  • Source
    [Show abstract] [Hide abstract]
    ABSTRACT: We used data from the Fragile Families and Child Wellbeing Study to examine the association between multipartnered fertility (MPF)-when parents have children with more than one partner-and depression. Random effects models suggested that MPF is associated with a greater likelihood of depression, net of family structure and other covariates. However, these associations disappeared in more conservative fixed effects models that estimated changes in MPF as a function of changes in depression. Results also suggested that social selection may account for the link between MPF and depression for fathers (but not mothers), as depressed fathers with no MPF were more likely to have a child by a new partner four years later. Ultimately, MPF and depression may be reciprocally related and part of broader processes of social disadvantage.

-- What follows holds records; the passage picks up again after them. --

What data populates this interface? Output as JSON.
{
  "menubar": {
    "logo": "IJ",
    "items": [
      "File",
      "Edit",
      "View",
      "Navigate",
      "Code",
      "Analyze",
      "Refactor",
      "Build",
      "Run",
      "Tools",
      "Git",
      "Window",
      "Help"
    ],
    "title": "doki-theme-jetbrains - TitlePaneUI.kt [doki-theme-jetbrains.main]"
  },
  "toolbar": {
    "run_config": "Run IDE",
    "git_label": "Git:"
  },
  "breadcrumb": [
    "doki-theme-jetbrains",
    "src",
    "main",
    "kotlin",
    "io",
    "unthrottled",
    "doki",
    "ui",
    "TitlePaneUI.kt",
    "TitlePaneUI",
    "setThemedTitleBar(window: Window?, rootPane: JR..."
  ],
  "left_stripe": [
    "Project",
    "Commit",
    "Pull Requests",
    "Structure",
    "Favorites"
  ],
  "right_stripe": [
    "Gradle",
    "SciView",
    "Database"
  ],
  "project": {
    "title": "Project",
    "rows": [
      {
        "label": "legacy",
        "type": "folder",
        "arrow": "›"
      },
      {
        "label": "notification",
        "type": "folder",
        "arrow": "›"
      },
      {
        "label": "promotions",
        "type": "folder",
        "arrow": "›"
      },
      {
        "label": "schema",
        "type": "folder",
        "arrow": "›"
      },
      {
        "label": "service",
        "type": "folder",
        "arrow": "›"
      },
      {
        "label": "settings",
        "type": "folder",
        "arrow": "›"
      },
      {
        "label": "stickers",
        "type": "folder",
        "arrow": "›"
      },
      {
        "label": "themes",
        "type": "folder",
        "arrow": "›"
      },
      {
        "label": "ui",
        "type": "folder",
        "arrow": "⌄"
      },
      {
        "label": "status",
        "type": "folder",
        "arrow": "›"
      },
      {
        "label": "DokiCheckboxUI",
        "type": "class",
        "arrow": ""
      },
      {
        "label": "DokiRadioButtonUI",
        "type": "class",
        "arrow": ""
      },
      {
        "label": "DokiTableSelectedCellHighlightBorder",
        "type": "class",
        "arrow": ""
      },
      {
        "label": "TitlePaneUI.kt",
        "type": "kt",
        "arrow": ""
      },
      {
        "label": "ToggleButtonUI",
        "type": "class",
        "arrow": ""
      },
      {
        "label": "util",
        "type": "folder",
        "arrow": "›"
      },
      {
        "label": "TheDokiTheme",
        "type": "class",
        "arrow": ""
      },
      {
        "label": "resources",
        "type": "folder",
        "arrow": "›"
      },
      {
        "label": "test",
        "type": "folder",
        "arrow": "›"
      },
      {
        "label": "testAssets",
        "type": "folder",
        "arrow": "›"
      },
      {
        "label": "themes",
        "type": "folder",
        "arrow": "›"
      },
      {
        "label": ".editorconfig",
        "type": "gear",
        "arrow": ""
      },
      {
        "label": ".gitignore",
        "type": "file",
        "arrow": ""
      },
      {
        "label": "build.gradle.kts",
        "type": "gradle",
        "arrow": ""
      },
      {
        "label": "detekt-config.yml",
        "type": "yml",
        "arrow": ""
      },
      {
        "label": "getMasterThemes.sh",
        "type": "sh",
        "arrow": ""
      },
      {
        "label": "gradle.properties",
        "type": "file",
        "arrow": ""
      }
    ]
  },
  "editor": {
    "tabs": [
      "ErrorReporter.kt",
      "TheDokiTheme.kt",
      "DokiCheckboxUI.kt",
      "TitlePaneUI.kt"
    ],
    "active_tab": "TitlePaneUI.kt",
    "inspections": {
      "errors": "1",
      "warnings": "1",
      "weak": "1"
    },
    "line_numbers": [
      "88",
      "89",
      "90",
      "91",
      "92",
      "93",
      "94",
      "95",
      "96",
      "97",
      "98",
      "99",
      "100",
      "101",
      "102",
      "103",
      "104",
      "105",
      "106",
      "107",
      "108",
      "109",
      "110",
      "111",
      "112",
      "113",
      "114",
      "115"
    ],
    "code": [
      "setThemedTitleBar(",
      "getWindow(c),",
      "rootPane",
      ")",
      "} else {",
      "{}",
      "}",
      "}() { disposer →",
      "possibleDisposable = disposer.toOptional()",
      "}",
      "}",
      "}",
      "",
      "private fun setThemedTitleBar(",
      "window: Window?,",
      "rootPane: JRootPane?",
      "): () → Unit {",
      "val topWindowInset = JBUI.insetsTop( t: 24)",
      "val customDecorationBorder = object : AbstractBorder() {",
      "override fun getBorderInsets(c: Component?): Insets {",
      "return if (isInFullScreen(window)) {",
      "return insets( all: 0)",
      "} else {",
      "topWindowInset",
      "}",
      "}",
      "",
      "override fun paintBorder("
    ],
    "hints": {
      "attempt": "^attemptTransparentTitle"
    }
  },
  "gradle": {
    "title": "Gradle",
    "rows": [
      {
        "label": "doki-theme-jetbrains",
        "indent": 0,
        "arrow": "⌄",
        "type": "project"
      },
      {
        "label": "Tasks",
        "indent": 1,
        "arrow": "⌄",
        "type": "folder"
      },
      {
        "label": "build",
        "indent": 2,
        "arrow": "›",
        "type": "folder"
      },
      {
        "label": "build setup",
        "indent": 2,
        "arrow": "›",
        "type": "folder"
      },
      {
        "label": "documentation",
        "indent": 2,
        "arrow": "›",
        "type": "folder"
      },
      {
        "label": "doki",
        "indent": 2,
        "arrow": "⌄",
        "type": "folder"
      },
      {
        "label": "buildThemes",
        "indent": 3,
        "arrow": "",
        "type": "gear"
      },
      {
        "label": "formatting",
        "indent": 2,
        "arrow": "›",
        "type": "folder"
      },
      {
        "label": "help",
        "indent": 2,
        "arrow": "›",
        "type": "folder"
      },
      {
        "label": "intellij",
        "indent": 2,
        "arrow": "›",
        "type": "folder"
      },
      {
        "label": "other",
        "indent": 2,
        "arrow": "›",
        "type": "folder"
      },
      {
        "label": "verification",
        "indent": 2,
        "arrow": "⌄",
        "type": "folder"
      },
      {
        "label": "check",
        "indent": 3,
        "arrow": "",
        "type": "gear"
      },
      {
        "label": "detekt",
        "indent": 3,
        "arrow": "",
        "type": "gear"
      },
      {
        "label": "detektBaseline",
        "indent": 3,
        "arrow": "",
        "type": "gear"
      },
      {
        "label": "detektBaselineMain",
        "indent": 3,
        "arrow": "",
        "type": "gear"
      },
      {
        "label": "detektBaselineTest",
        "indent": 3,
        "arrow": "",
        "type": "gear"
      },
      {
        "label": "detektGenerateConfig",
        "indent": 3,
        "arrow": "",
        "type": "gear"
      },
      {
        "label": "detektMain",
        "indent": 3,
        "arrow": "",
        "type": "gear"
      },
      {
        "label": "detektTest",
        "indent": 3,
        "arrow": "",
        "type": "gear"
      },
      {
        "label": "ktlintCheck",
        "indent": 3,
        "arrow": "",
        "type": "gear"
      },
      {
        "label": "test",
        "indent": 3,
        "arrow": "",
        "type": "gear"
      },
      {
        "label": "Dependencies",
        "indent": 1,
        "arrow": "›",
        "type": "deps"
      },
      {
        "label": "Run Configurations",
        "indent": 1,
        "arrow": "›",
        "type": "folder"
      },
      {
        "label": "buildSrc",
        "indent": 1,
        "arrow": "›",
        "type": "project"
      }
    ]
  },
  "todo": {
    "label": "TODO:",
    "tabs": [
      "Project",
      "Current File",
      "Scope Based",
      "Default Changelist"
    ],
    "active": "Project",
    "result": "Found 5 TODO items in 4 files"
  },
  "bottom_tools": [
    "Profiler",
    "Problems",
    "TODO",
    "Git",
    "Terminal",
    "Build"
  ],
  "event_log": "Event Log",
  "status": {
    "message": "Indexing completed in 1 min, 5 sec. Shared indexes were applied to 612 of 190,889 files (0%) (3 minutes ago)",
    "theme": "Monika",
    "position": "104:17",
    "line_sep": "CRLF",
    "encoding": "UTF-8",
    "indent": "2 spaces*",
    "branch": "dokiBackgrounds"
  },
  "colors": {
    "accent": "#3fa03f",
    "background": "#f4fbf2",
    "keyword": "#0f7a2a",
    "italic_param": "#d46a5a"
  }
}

    Journal of Marriage and Family 06/2011; 73(3):570-587. DOI:10.1111/j.1741-3737.2011.00828.x · 3.01 Impact Factor
  • Source
    [Show abstract] [Hide abstract]
    ABSTRACT: Using data from a panel of 459 women, we find that early parents (< 20 years old at first birth) report higher levels of depressive symptoms in young adulthood (roughly age 29) compared to later parents (first birth in their 20's) or nonparents. Early parenting is also associated with more stressors and fewer resources in young adulthood. As young adults, early parents have lower educational attainment, less secure employment and a weaker sense of personal control; they also experience greater financial strain and more traumatic life events than later and nonparents. By the end of their twenties, early parents are also more likely to be single compared to late parents. The higher levels of depressive symptoms reported among early parents, compared to both later parents and nonparents, are primarily explained by their greater financial strain and lower sense of personal control.
    Advances in Life Course Research 03/2010; 15(1):1-10. DOI:10.1016/j.alcr.2010.05.001 · 1.35 Impact Factor